◆ TASK ITEM: Write out all of the data without omission, exactly as shown.

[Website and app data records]
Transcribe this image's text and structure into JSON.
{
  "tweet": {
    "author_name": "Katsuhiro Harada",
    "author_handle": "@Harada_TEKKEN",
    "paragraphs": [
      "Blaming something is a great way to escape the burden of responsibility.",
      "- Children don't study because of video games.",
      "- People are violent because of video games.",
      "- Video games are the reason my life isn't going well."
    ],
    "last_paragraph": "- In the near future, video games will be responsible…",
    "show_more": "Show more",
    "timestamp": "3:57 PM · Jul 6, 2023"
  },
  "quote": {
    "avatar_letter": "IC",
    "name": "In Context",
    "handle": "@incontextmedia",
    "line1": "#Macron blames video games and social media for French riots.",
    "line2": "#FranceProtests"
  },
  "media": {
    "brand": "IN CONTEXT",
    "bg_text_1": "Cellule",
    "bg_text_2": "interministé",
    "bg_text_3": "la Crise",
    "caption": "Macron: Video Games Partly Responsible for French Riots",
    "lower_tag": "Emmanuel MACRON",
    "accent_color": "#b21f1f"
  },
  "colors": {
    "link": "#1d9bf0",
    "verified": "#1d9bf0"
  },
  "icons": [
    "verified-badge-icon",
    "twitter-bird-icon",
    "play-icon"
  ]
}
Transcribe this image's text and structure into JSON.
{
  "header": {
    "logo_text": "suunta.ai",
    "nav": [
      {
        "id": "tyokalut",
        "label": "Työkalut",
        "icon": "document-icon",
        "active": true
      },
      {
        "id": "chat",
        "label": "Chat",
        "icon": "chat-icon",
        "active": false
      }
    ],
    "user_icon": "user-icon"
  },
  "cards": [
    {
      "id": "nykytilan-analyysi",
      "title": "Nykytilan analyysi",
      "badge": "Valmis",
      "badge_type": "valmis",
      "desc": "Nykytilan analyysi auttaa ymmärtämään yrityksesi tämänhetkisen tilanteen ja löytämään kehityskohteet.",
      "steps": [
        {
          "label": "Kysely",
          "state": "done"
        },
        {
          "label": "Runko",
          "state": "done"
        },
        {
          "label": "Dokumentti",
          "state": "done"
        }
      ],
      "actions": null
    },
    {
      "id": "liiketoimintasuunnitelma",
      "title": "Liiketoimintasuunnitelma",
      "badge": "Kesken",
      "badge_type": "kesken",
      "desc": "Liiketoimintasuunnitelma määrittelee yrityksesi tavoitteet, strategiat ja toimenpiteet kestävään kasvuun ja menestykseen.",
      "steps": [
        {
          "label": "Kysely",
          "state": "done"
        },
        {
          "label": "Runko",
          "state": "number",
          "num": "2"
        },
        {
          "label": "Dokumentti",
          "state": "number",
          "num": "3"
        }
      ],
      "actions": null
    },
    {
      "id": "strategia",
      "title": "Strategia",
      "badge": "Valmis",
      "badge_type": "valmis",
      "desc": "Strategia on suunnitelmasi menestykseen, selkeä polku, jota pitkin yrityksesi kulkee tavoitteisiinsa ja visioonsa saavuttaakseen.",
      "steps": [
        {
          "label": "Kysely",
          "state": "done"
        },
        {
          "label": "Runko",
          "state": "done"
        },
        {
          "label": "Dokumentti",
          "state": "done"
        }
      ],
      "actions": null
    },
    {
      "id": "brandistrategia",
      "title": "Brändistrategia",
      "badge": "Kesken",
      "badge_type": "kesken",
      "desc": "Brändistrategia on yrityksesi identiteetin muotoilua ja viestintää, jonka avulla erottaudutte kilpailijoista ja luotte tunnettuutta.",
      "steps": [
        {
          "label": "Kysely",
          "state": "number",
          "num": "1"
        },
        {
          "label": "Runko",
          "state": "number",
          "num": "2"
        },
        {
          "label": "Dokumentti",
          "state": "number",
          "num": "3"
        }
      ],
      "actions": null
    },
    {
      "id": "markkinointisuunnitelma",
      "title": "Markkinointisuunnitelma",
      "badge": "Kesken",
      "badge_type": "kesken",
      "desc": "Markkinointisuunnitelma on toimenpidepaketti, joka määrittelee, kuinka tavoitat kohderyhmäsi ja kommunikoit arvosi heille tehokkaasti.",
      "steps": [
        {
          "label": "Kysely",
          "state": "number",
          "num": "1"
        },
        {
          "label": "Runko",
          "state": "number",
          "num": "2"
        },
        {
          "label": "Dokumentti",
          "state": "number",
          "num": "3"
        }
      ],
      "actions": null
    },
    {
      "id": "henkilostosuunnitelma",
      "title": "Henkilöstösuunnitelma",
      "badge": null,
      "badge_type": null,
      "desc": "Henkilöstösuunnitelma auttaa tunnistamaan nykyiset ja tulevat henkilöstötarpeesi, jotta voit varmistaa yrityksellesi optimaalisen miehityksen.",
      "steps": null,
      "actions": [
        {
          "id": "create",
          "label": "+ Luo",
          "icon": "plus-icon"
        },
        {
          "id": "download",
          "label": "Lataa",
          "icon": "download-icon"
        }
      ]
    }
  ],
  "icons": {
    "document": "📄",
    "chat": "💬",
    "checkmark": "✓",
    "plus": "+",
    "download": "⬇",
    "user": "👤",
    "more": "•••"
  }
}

◆ RESPONSE TO THE TASK:
Transcribe this image's text and structure into JSON.
{
  "tweet": {
    "author_name": "Katsuhiro Harada",
    "author_handle": "@Harada_TEKKEN",
    "paragraphs": [
      "Blaming something is a great way to escape the burden of responsibility.",
      "- Children don't study because of video games.",
      "- People are violent because of video games.",
      "- Video games are the reason my life isn't going well."
    ],
    "last_paragraph": "- In the near future, video games will be responsible…",
    "show_more": "Show more",
    "timestamp": "3:57 PM · Jul 6, 2023"
  },
  "quote": {
    "avatar_letter": "IC",
    "name": "In Context",
    "handle": "@incontextmedia",
    "line1": "#Macron blames video games and social media for French riots.",
    "line2": "#FranceProtests"
  },
  "media": {
    "brand": "IN CONTEXT",
    "bg_text_1": "Cellule",
    "bg_text_2": "interministé",
    "bg_text_3": "la Crise",
    "caption": "Macron: Video Games Partly Responsible for French Riots",
    "lower_tag": "Emmanuel MACRON",
    "accent_color": "#b21f1f"
  },
  "colors": {
    "link": "#1d9bf0",
    "verified": "#1d9bf0"
  },
  "icons": [
    "verified-badge-icon",
    "twitter-bird-icon",
    "play-icon"
  ]
}
Transcribe this image's text and structure into JSON.
{
  "header": {
    "logo_text": "suunta.ai",
    "nav": [
      {
        "id": "tyokalut",
        "label": "Työkalut",
        "icon": "document-icon",
        "active": true
      },
      {
        "id": "chat",
        "label": "Chat",
        "icon": "chat-icon",
        "active": false
      }
    ],
    "user_icon": "user-icon"
  },
  "cards": [
    {
      "id": "nykytilan-analyysi",
      "title": "Nykytilan analyysi",
      "badge": "Valmis",
      "badge_type": "valmis",
      "desc": "Nykytilan analyysi auttaa ymmärtämään yrityksesi tämänhetkisen tilanteen ja löytämään kehityskohteet.",
      "steps": [
        {
          "label": "Kysely",
          "state": "done"
        },
        {
          "label": "Runko",
          "state": "done"
        },
        {
          "label": "Dokumentti",
          "state": "done"
        }
      ],
      "actions": null
    },
    {
      "id": "liiketoimintasuunnitelma",
      "title": "Liiketoimintasuunnitelma",
      "badge": "Kesken",
      "badge_type": "kesken",
      "desc": "Liiketoimintasuunnitelma määrittelee yrityksesi tavoitteet, strategiat ja toimenpiteet kestävään kasvuun ja menestykseen.",
      "steps": [
        {
          "label": "Kysely",
          "state": "done"
        },
        {
          "label": "Runko",
          "state": "number",
          "num": "2"
        },
        {
          "label": "Dokumentti",
          "state": "number",
          "num": "3"
        }
      ],
      "actions": null
    },
    {
      "id": "strategia",
      "title": "Strategia",
      "badge": "Valmis",
      "badge_type": "valmis",
      "desc": "Strategia on suunnitelmasi menestykseen, selkeä polku, jota pitkin yrityksesi kulkee tavoitteisiinsa ja visioonsa saavuttaakseen.",
      "steps": [
        {
          "label": "Kysely",
          "state": "done"
        },
        {
          "label": "Runko",
          "state": "done"
        },
        {
          "label": "Dokumentti",
          "state": "done"
        }
      ],
      "actions": null
    },
    {
      "id": "brandistrategia",
      "title": "Brändistrategia",
      "badge": "Kesken",
      "badge_type": "kesken",
      "desc": "Brändistrategia on yrityksesi identiteetin muotoilua ja viestintää, jonka avulla erottaudutte kilpailijoista ja luotte tunnettuutta.",
      "steps": [
        {
          "label": "Kysely",
          "state": "number",
          "num": "1"
        },
        {
          "label": "Runko",
          "state": "number",
          "num": "2"
        },
        {
          "label": "Dokumentti",
          "state": "number",
          "num": "3"
        }
      ],
      "actions": null
    },
    {
      "id": "markkinointisuunnitelma",
      "title": "Markkinointisuunnitelma",
      "badge": "Kesken",
      "badge_type": "kesken",
      "desc": "Markkinointisuunnitelma on toimenpidepaketti, joka määrittelee, kuinka tavoitat kohderyhmäsi ja kommunikoit arvosi heille tehokkaasti.",
      "steps": [
        {
          "label": "Kysely",
          "state": "number",
          "num": "1"
        },
        {
          "label": "Runko",
          "state": "number",
          "num": "2"
        },
        {
          "label": "Dokumentti",
          "state": "number",
          "num": "3"
        }
      ],
      "actions": null
    },
    {
      "id": "henkilostosuunnitelma",
      "title": "Henkilöstösuunnitelma",
      "badge": null,
      "badge_type": null,
      "desc": "Henkilöstösuunnitelma auttaa tunnistamaan nykyiset ja tulevat henkilöstötarpeesi, jotta voit varmistaa yrityksellesi optimaalisen miehityksen.",
      "steps": null,
      "actions": [
        {
          "id": "create",
          "label": "+ Luo",
          "icon": "plus-icon"
        },
        {
          "id": "download",
          "label": "Lataa",
          "icon": "download-icon"
        }
      ]
    }
  ],
  "icons": {
    "document": "📄",
    "chat": "💬",
    "checkmark": "✓",
    "plus": "+",
    "download": "⬇",
    "user": "👤",
    "more": "•••"
  }
}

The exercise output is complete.